Actually, it didn't say that the rent was up, only that it was astronomical.
Editor, New York Journal
Posted 06 February 2009 - 03:45 PM
Do you want to buy my car?
bob marleycorn must die
this food left intentionally bland
and i swear that i don't have a pun
Posted 06 February 2009 - 03:55 PM
Do you want to buy my car?
No, sorry, the State of New York says I can't drive right now.
Posted 08 September 2009 - 02:51 AM
You can go to Dressler, and eat off the regular carte, and pay about $60 for three courses.

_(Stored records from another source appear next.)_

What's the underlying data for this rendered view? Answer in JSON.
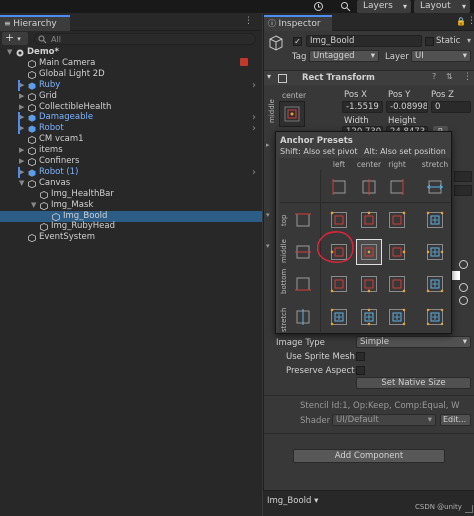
{
  "topbar": {
    "layers_label": "Layers",
    "layout_label": "Layout"
  },
  "hierarchy": {
    "tab_title": "Hierarchy",
    "add_label": "+",
    "search_placeholder": "All",
    "items": [
      {
        "name": "Demo*",
        "indent": 0,
        "type": "scene",
        "expanded": true
      },
      {
        "name": "Main Camera",
        "indent": 1,
        "type": "object"
      },
      {
        "name": "Global Light 2D",
        "indent": 1,
        "type": "object"
      },
      {
        "name": "Ruby",
        "indent": 1,
        "type": "prefab",
        "collapsed": true
      },
      {
        "name": "Grid",
        "indent": 1,
        "type": "object",
        "collapsed": true
      },
      {
        "name": "CollectibleHealth",
        "indent": 1,
        "type": "object",
        "collapsed": true
      },
      {
        "name": "Damageable",
        "indent": 1,
        "type": "prefab",
        "collapsed": true
      },
      {
        "name": "Robot",
        "indent": 1,
        "type": "prefab",
        "collapsed": true
      },
      {
        "name": "CM vcam1",
        "indent": 1,
        "type": "object"
      },
      {
        "name": "items",
        "indent": 1,
        "type": "object",
        "collapsed": true
      },
      {
        "name": "Confiners",
        "indent": 1,
        "type": "object",
        "collapsed": true
      },
      {
        "name": "Robot (1)",
        "indent": 1,
        "type": "prefab",
        "collapsed": true
      },
      {
        "name": "Canvas",
        "indent": 1,
        "type": "object",
        "expanded": true
      },
      {
        "name": "Img_HealthBar",
        "indent": 2,
        "type": "object"
      },
      {
        "name": "Img_Mask",
        "indent": 2,
        "type": "object",
        "expanded": true
      },
      {
        "name": "Img_Boold",
        "indent": 3,
        "type": "object",
        "selected": true
      },
      {
        "name": "Img_RubyHead",
        "indent": 2,
        "type": "object"
      },
      {
        "name": "EventSystem",
        "indent": 1,
        "type": "object"
      }
    ]
  },
  "inspector": {
    "tab_title": "Inspector",
    "object_name": "Img_Boold",
    "static_label": "Static",
    "tag_label": "Tag",
    "tag_value": "Untagged",
    "layer_label": "Layer",
    "layer_value": "UI",
    "rect_transform_title": "Rect Transform",
    "anchor_side_label": "middle",
    "anchor_top_label": "center",
    "pos_x_label": "Pos X",
    "pos_y_label": "Pos Y",
    "pos_z_label": "Pos Z",
    "pos_x": "-1.5519",
    "pos_y": "-0.08998",
    "pos_z": "0",
    "width_label": "Width",
    "height_label": "Height",
    "width_value": "120.7305",
    "height_value": "24.8473",
    "r_button": "R",
    "image_type_label": "Image Type",
    "image_type_value": "Simple",
    "use_sprite_mesh_label": "Use Sprite Mesh",
    "preserve_aspect_label": "Preserve Aspect",
    "set_native_size_label": "Set Native Size",
    "stencil_text": "Stencil Id:1, Op:Keep, Comp:Equal, W",
    "shader_label": "Shader",
    "shader_value": "UI/Default",
    "edit_label": "Edit...",
    "add_component_label": "Add Component",
    "footer_label": "Img_Boold ▾",
    "watermark": "CSDN @unity"
  },
  "anchor_presets": {
    "title": "Anchor Presets",
    "hint_shift": "Shift: Also set pivot",
    "hint_alt": "Alt: Also set position",
    "columns": [
      "left",
      "center",
      "right",
      "stretch"
    ],
    "rows": [
      "top",
      "middle",
      "bottom",
      "stretch"
    ],
    "selected": "middle-center",
    "highlighted": "middle-left"
  },
  "colors": {
    "selection": "#2c5d87",
    "accent": "#4d8cf0",
    "prefab_text": "#7cb4ff",
    "anchor_red": "#d23c3c",
    "anchor_orange": "#e8a23a",
    "anchor_blue": "#5fb4e6",
    "highlight_circle": "#d7263d"
  }
}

OR, you can get the tasting menu. Five well-chosen courses (you get to choose among two or three items per course) -- there's nothing on the carte you miss -- for $45. Five courses for $45? Yep, you heard me. (I kept saying to my date tonight, "look, I'm not trying to be cheap. But compare that menu with this menu, and tell me what makes sense to you. Really.")
The food here is far from earth-shattering (and one hopes that the NYT regime that awarded a solid respectable neighborhood place like this two stars is over). But as others have already noted, it's very well-conceived -- most dishes have an unexpected philip, and none of them seems forced or ill-advised -- and also very well-executed. Certainly worth $45 for five courses (you've heard about that, right?).
The wine list is narrow and basically boring. But, happily, they have the perfect wine to go with a modest five-course, fish-and-meat tasting menu: Clos Delorme, which I've discussed in the wine section and am happy to recommend again here.
Except for the $45 five-course tasting menu (I've mentioned that, right?), I wouldn't be telling you to make sure you get yourself to Williamsburg to try this place. But really, for $45 for five good courses (OK, I'll stop), why eat at home?
Posted 08 September 2009 - 03:38 AM
Posted 08 September 2009 - 07:39 AM
Well, sure, but you can also just go to the East Village and get essentially the same deal at Knife + Fork, Degustation, or Jack's Luxury Oyster Bar. 5 or 6 course tastings in the $50 range don't seem that uncommon, at least around the parts I frequent.
Posted 08 September 2009 - 01:18 PM
Dressler will never be interesting. But in the end I think I prefer its rather boring accomplishment to a place with higher ambitions that I don't think it's reaching.
PS -- I think "worst NYC restaurant with a Michelin star" may be a pretty tight race. But Dressler is certainly toward the lead there.